The more I thought about the dream fragment, and how it persisted in my own recollection, the more I realized what it represented. It was the bare affect (without the backstory cause or the terror) of the thousand-yard-stare, the psychosis of disassociation. What would it be like to undergo experiences in reality so devastating as to force such a break? If the little fragment of a dream resonated with me, wouldn’t a full-blown version resonate with readers?
To ask that question is to answer it. For this book’s mid-point crisis, the hero will stumble into a situation where the unplanned discovery of a new bit of magic puts him at the mercy of impersonal forces that can’t be reasoned with, only survived. He resists as well as he can, but it marks him, of course, and all of those around him who can neither fully understand nor help. He has to pull himself out of his own personal hell — no one else can do it for him. [And just to forestall you, gentle reader, there is no sexual component to any of this.]
Making this happen in “story” creates an interesting set of technical issues. When the causative accident occurs, we see it from the hero’s POV, but only up to the point where he begins his captivity by circumstances. He is alone at the time, and no one (including the reader) knows what has become of him or where he has vanished. Their alarm and speculation heighten the reader’s tension. After an extended period of suspense, the hero is found as the effect starts to wear off (a version of the dream fragment makes it into the writing), but we still don’t see it from his POV yet. His friends and family are relieved, but (like the reader) don’t understand much of what has happened to him. And he is not the same…

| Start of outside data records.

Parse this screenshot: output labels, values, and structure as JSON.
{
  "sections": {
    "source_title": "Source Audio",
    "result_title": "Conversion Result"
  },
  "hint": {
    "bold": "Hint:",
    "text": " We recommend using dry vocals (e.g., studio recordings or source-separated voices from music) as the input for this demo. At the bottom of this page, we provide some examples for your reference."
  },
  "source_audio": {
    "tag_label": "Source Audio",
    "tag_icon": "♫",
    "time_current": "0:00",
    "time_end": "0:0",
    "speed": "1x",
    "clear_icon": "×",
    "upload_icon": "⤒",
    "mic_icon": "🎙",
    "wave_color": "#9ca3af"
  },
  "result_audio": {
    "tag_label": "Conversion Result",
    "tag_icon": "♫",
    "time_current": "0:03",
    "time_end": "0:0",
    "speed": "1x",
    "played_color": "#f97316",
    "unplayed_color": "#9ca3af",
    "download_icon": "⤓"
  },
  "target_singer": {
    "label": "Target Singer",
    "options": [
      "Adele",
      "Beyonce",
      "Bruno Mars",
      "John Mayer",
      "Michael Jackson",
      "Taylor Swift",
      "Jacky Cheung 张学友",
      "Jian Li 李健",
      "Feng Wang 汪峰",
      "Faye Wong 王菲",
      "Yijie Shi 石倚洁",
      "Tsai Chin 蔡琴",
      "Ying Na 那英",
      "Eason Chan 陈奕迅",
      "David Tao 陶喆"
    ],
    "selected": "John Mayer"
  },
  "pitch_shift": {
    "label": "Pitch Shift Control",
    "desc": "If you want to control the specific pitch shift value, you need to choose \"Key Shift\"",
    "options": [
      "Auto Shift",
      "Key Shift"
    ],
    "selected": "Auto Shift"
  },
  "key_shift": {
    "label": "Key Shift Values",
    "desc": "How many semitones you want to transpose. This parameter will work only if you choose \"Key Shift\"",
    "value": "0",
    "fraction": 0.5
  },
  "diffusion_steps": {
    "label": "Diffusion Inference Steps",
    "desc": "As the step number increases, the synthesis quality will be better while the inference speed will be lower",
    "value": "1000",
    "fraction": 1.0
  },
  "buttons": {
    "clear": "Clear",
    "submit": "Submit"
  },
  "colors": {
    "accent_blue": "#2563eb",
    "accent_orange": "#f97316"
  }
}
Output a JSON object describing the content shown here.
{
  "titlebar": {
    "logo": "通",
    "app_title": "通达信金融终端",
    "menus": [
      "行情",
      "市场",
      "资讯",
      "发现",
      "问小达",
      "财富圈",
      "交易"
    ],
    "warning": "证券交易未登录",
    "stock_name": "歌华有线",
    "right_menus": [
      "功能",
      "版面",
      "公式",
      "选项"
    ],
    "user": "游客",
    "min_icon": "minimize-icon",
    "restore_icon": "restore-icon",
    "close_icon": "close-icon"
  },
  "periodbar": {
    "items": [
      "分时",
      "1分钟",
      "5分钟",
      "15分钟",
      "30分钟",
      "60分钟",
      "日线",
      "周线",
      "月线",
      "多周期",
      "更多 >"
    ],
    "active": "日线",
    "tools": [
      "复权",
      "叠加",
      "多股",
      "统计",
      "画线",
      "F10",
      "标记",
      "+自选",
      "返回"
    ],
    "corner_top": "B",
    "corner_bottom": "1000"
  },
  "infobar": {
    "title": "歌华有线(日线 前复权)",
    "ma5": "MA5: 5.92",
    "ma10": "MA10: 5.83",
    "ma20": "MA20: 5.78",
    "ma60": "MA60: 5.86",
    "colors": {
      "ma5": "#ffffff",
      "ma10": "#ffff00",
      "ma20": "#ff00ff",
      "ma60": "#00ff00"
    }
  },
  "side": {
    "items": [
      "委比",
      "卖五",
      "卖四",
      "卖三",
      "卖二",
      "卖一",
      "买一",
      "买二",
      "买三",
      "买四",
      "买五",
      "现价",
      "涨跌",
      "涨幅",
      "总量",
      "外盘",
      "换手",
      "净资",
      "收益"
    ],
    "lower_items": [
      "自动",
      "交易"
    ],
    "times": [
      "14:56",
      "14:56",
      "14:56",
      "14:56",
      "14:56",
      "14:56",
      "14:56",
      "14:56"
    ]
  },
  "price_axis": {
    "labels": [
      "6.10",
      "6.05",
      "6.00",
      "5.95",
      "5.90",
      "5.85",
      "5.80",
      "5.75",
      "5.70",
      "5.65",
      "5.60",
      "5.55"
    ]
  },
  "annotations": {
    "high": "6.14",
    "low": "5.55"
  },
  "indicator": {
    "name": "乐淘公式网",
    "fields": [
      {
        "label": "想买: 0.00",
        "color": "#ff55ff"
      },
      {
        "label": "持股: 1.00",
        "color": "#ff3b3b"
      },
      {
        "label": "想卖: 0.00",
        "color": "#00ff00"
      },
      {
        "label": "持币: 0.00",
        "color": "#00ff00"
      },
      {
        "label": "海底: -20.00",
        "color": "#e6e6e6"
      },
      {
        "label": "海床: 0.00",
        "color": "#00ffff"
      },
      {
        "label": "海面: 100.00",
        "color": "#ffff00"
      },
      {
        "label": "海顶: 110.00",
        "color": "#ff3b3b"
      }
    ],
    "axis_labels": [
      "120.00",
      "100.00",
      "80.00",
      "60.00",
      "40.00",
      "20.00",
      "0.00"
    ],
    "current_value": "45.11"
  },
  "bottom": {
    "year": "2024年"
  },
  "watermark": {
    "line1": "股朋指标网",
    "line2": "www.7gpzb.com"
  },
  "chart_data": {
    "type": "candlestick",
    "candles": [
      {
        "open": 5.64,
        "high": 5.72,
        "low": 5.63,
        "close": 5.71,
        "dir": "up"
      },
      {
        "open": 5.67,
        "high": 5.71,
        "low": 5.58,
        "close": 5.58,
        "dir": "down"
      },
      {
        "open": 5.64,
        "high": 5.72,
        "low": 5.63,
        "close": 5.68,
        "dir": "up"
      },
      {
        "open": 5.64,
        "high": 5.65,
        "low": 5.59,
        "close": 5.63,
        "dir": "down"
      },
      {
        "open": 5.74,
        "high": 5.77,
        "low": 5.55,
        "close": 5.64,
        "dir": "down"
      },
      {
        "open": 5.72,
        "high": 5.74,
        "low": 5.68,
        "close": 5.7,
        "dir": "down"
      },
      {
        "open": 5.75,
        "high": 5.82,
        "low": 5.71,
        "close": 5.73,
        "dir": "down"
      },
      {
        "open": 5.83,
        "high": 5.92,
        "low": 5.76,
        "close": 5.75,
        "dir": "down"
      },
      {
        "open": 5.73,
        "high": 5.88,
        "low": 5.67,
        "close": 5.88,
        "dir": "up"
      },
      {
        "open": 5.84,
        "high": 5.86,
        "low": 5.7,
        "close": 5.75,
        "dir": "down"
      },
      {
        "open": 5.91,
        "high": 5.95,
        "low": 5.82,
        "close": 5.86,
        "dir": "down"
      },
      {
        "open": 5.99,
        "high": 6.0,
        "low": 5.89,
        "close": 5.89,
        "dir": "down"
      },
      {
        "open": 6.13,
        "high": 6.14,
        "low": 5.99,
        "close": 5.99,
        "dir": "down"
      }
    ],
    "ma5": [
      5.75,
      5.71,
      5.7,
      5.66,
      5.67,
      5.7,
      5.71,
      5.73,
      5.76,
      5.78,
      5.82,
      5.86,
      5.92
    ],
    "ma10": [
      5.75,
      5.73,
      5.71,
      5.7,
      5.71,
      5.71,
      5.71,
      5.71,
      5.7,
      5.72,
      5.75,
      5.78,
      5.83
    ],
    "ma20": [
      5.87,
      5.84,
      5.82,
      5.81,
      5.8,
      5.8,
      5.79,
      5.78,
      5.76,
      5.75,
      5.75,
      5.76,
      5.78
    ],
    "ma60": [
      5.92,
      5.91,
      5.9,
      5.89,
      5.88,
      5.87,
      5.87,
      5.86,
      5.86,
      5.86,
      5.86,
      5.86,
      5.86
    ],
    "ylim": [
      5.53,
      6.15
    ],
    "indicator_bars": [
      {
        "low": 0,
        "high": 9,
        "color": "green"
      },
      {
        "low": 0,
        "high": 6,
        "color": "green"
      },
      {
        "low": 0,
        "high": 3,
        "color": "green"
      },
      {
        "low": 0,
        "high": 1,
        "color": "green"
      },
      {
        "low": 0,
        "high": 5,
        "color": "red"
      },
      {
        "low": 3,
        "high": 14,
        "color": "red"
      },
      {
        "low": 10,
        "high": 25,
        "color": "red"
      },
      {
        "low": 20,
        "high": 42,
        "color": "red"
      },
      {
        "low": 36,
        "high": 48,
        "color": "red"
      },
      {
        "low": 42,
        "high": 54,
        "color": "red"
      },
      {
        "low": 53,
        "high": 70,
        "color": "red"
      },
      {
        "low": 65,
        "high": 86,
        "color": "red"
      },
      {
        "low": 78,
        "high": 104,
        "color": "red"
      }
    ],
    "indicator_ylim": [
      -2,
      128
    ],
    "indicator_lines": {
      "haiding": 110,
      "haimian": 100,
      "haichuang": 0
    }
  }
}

The big technical question becomes… when do we start getting the hero’s POV back? When do we find out what really happened — the psychology of it, as well as the simple facts?
The reveal of the crisis will come in bits… First will be fragments divulged to his wife, some of the bare facts, but not the lingering psychological damage. The hero presents an abbreviated story for public consumption, but everyone suspects this is concealing a great deal. Then there’s the hero’s peculiar behavior demonstrating the damage that resists explanation. The hero will reveal little private thoughts to the reader without going into the original causes. Finally, there will be a scene where the hero is cornered by a male relative and forced to describe most of what actually happened. Not everything — some of that is permanently suppressed by the hero (but revealed to the reader in his thoughts). Only then can he force himself to take effective steps to improve the situation, though some damage will linger.
This means the mid-point crisis starts with big suspense and the hero absent. The events of the mid-point crisis are only seen indirectly from the other character POVs until well through the 3rd Act (of 4).
I’ve never tried to do a mid-point crisis in extended suspense like this before, but it seems to me to be the best way to handle the situation. I’d never have considered it before I had that dream. I’m the sort of person who’s comfortable with a particular novel/story-telling structure that works for me, not one who seeks out experimental challenges just for the hell of it.
It’s also surprised me that I could create this chunk of story in a vacuum relative to the rest of the non-existent plot. I’m confident I can shove it into place once that point arrives and have it work, which is a new feeling of competence for me. (Well, it’ll be my 13th book by then–I guess it’s about time…)